Pentecost 11: 4 August Luke 12:13-21
The passage begins with the exchange about inheritance which serves as an introduction to Jesus’ warnings about greed (12:13-15). We might imagine that the reasons for attacking greed are because it deprives others. These are reasons enough. Here, however, the focus is what makes for a meaningful life. What is abundance in life?
The parable (12:16-21) continues the theme from a slightly different angle. Again the focus is not on depriving others, but on the behaviour of greed and its consequences for the person. It is attacking an assumption that storing up resources is a guarantee of life into the future. It states the well known reality: death can come at any time. What are all those resources worth then? You cannot take them with you to the grave. It is at one level straightforward secular wisdom with God as the tutor, as it were. There is nothing about judgement in the life to come, reward or punishment. We find that in the parable of the rich man and Lazarus, but not here.
This secular wisdom has many parallels in literature of the time. Such advice frequently takes the form of recommending a lifestyle which is comfortable and not constantly stressed by wanting more and more. It seems sensible. Why die of a heart attack, work all hours of the day and night, only to find oneself burnt out? It is too late then to have time for the children. They have grown up and flown the nest. At most you may have energy for the grandchildren, but your life has left you very limited in what you can do and give if, that is, you have not already succumbed. This kind of madness plagues our society. For ourselves and for others we need to take control of the options and not be caught up blindly into the rat race of success and profit.
Much of the above needs to be said over and over again. It is all true, but it is not all the truth. Our society may be harmed just as much by people withdrawn into self-satisfying low stress lifestyles as it is by those driven by the pursuit of gain. Yet it may seem almost offensive that the discussion leaves out of account those who suffer as a result of greed and has God only at the margins of the story. This focus returns somewhat in the closing declaration that the man was ‘not rich towards God’.
‘Rich towards God’ could mean having credit in one’s God account which will pay off any misdemeanours and ensure a place in the divine rest home. More likely it means living the kind of life which God values whether there is reward in or not – or which is its own reward. The passage assumes that ‘life’ (12:15) and ‘being rich towards God’ (12:21) coincide.
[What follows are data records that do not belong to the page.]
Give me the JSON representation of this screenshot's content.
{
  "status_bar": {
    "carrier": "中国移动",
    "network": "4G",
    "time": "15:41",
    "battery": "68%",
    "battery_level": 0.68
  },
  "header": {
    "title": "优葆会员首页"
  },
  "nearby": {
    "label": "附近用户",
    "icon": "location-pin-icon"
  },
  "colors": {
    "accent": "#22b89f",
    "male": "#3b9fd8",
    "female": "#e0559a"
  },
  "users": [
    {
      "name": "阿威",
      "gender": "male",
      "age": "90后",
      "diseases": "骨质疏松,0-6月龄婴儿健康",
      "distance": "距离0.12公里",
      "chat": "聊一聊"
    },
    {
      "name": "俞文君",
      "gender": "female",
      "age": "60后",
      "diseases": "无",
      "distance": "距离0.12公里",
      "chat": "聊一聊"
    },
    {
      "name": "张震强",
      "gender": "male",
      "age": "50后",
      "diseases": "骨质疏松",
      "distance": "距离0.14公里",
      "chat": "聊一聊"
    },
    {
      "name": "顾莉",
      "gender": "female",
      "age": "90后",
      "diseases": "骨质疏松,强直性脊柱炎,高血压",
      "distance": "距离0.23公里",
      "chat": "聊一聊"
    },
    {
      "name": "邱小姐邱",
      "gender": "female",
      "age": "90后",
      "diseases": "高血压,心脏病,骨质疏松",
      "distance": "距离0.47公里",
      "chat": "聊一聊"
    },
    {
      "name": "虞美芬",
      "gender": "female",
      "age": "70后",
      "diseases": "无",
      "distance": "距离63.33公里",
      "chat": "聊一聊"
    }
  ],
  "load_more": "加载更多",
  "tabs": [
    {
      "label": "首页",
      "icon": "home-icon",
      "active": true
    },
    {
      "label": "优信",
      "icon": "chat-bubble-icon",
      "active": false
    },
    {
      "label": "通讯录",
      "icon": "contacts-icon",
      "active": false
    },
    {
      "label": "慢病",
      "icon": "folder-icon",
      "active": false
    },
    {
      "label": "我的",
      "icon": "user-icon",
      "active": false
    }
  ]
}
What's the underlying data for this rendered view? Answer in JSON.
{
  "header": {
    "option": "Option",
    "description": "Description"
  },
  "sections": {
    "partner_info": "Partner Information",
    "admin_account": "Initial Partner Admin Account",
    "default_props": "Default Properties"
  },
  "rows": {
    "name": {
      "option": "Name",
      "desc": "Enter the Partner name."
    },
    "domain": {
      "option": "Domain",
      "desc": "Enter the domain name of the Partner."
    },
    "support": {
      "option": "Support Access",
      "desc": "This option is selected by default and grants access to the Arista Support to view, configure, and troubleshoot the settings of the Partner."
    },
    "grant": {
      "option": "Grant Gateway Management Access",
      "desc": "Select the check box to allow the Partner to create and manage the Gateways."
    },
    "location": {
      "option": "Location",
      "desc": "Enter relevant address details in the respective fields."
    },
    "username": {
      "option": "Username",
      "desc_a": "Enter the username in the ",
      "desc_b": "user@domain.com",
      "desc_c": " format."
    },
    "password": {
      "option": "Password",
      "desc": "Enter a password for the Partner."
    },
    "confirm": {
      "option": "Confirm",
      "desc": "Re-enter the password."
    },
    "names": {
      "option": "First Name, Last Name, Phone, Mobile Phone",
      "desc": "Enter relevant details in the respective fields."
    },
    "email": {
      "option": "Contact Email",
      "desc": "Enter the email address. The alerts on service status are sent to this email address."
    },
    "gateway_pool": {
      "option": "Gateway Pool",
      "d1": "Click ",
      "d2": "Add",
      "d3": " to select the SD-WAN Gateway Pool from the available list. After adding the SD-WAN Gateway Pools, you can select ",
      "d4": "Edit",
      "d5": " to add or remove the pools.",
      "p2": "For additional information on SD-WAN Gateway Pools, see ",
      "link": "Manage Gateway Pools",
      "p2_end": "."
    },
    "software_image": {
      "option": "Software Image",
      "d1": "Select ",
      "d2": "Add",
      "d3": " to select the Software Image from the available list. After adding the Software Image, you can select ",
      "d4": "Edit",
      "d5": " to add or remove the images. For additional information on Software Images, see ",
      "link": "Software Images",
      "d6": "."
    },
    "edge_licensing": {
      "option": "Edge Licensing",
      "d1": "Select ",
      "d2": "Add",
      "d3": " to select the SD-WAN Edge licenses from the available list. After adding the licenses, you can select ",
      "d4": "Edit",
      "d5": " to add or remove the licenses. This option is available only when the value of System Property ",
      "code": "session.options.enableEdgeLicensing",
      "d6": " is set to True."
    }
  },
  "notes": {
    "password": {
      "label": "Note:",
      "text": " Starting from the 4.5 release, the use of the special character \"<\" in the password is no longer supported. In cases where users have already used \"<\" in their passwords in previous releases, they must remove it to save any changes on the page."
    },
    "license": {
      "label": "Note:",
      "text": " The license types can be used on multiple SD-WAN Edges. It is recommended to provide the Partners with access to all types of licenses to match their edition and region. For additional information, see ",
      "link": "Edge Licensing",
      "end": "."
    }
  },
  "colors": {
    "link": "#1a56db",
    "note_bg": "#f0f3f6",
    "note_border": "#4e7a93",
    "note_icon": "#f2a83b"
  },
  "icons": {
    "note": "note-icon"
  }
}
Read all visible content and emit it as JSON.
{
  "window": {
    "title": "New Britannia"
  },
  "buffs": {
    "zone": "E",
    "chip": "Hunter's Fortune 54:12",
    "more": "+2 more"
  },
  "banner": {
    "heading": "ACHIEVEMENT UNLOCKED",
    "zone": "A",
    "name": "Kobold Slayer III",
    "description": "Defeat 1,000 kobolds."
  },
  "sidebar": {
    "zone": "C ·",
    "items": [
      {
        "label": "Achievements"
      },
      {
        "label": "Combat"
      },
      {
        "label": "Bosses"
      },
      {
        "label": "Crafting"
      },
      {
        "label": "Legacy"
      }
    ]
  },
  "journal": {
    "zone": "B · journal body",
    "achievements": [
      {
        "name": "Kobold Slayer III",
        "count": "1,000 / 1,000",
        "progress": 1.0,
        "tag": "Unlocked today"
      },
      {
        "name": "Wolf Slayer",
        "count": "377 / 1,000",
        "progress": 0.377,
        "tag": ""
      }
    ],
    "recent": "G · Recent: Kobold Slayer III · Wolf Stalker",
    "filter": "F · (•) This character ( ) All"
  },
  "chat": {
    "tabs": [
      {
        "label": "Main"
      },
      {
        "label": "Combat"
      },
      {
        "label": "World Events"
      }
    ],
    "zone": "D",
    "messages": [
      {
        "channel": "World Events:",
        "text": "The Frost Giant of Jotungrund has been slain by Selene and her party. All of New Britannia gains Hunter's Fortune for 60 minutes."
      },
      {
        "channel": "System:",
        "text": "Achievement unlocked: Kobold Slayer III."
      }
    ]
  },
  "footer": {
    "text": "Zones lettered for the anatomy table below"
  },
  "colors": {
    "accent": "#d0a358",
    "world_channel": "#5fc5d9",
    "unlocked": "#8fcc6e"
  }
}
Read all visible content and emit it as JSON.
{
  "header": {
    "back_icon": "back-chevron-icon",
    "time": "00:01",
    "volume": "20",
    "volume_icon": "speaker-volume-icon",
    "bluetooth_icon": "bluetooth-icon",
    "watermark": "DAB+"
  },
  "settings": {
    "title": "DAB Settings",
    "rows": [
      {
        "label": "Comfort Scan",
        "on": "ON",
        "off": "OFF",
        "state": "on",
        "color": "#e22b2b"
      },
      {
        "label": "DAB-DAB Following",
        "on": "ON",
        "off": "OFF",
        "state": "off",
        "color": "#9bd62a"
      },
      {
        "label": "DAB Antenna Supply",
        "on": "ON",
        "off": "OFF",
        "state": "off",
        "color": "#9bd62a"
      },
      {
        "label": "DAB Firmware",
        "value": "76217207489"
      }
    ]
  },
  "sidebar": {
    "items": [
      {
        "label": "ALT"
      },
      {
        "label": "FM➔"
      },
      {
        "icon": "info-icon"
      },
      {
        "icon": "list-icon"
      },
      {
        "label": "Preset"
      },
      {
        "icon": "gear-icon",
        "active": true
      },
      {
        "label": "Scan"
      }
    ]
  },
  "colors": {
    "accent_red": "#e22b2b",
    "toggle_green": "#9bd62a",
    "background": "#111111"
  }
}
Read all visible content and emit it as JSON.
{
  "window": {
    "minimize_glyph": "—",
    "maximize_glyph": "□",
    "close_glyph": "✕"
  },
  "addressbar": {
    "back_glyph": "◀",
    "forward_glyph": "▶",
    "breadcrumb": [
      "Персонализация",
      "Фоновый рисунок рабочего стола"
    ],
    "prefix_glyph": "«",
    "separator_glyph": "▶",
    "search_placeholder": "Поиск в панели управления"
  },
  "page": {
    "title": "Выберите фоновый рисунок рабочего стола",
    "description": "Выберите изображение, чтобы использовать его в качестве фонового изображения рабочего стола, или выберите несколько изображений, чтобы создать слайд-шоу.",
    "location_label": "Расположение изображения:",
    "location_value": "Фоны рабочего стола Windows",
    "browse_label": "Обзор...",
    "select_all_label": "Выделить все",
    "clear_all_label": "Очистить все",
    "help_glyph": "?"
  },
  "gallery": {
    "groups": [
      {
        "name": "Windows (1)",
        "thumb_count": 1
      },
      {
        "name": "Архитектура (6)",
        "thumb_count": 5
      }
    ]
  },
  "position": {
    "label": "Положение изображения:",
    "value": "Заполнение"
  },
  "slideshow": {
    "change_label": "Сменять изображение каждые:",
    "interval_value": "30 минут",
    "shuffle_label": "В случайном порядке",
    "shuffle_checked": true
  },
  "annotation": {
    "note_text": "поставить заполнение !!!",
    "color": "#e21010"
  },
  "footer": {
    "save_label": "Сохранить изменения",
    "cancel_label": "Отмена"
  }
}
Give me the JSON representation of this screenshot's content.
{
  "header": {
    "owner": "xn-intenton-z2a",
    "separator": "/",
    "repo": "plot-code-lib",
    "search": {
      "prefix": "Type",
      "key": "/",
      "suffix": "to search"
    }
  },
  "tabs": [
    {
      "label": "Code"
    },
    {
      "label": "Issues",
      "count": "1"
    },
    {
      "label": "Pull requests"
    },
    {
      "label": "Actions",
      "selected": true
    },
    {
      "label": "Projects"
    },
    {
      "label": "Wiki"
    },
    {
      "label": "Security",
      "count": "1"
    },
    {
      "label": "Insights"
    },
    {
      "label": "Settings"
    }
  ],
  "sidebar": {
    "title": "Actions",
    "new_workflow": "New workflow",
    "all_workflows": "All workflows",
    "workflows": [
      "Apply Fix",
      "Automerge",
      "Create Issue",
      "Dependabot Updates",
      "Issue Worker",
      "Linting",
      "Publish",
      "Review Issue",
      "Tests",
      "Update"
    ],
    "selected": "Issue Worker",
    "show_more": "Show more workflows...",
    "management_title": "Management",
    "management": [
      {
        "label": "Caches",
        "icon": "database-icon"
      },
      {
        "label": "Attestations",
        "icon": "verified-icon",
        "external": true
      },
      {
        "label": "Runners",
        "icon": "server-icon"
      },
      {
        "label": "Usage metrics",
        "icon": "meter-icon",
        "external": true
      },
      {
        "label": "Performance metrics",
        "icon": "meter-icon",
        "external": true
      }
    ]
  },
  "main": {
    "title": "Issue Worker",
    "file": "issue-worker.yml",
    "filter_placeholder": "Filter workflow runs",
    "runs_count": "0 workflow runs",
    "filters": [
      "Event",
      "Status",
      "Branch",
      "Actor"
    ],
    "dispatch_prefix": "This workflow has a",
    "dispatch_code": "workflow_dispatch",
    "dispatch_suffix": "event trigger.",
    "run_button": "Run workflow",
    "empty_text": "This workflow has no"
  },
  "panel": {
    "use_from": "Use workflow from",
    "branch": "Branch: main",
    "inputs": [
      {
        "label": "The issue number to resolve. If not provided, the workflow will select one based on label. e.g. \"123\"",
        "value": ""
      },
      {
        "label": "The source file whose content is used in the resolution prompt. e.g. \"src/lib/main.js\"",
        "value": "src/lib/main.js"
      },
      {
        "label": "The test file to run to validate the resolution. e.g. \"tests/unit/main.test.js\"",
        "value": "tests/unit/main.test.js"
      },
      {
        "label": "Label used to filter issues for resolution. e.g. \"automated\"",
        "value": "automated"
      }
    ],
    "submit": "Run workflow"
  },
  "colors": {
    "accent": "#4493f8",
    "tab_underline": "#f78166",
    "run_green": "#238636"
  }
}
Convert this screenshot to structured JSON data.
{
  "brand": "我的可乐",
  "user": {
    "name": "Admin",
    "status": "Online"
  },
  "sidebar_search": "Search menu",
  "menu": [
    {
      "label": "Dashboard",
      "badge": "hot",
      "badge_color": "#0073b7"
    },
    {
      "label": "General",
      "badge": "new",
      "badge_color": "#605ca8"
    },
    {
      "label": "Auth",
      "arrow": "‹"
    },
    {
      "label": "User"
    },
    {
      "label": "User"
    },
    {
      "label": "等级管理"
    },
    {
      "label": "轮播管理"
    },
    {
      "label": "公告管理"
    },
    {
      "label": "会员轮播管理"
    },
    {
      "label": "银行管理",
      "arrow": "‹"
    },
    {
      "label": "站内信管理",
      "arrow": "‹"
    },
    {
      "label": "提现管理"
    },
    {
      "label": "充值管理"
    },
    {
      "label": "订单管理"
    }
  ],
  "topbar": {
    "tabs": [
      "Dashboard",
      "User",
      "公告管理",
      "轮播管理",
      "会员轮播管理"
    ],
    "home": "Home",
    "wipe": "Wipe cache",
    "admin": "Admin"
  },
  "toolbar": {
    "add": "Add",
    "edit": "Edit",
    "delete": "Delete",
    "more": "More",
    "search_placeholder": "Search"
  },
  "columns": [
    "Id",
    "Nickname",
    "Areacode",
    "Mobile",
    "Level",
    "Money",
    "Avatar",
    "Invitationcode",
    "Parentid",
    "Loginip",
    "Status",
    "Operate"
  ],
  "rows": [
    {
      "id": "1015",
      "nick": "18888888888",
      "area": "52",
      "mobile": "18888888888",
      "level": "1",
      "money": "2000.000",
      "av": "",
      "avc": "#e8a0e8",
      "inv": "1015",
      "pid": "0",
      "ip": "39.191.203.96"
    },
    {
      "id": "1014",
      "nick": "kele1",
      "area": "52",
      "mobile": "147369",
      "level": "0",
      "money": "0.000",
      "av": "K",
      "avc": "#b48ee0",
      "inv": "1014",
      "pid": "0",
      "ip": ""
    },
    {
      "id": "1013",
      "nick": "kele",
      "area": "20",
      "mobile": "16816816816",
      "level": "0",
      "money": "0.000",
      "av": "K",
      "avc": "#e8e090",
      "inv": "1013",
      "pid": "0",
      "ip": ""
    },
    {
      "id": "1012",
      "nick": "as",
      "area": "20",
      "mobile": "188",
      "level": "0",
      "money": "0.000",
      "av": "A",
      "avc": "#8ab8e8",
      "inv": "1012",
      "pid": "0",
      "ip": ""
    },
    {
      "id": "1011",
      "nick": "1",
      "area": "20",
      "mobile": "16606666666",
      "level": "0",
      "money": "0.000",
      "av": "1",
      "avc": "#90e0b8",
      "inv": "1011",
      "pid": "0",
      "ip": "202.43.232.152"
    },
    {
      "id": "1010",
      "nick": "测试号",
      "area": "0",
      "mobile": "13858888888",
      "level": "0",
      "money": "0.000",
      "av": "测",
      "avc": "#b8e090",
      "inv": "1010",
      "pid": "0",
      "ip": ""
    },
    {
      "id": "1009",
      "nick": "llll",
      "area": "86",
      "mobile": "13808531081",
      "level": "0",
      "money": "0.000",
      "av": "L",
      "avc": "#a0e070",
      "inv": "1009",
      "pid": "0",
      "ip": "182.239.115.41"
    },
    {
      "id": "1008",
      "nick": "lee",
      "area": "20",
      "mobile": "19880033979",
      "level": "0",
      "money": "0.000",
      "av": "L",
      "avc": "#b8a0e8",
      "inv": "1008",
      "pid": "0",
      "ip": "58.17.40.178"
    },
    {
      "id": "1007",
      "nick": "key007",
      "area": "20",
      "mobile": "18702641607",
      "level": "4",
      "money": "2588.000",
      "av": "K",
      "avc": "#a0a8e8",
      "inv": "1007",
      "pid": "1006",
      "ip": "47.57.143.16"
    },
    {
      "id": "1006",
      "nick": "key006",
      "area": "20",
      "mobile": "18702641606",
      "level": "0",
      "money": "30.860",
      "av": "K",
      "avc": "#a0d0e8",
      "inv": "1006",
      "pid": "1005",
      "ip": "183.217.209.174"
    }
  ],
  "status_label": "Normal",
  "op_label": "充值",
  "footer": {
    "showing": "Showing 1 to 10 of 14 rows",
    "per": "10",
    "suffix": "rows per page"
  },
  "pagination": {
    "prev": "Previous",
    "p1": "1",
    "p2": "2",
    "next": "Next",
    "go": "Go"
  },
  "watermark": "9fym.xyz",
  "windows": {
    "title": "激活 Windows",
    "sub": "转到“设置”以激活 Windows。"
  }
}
If we listen to the passage in the context of the whole story, it is clear that ‘life’ means God’s life, sharing God’s life, being what we were made to be. When the lawyer asked about ‘eternal life’ and pressed the point he heard a parable about a Samaritan. Such life is life towards God because it is life lived in the spirit of God. It is breathing the life breathed into mud model of human existence in the beginning.
Or is ‘life’ to be equated with happiness? Western society abounds with seductive invitations to happy lifestyle, usually promoting new products and promising that ‘good feeling’. Markets manipulate the modes so that regular dissatisfactions can be exploited as people just must have the latest. For some the problem is blindly building bigger barns. For others it is building bigger wardrobes, possessing fancier gadgets, sporting flashier cars.
It is easy to miss the point by focusing on the extremes. There is a deep human anxiety about being worthwhile which reaches to the heart of the self. Many products are designed to sedate that fear. It is nevertheless real. The Christian claim that true contentment comes only in service is probably spurious. It is simply not the case that people without Christ are all very unhappy and vice versa. It is also not the case that we are to make ourselves happy through service. That is secular justification by works and becomes a tyrant for us and those around us - and those whom we ‘serve’. Sometimes it has to be a kind of Christian defiance which says: only in life towards God, a life participating in God’s life is peace. That will be a peace that weeps, knows anguish, sometimes does not know and does not have answers, but keeps believing in the worth God wants us to have and wants us to give and live towards others.
‘Is my life worthwhile?’ is for many a fearful question. It is no answer to moralise and command. Ultimately the answer is an act of healing. People need preaching which identifies the pain very clearly - and gently - and offers healing.
Epistle: Pentecost 11: 4 August Colossians 3:1-11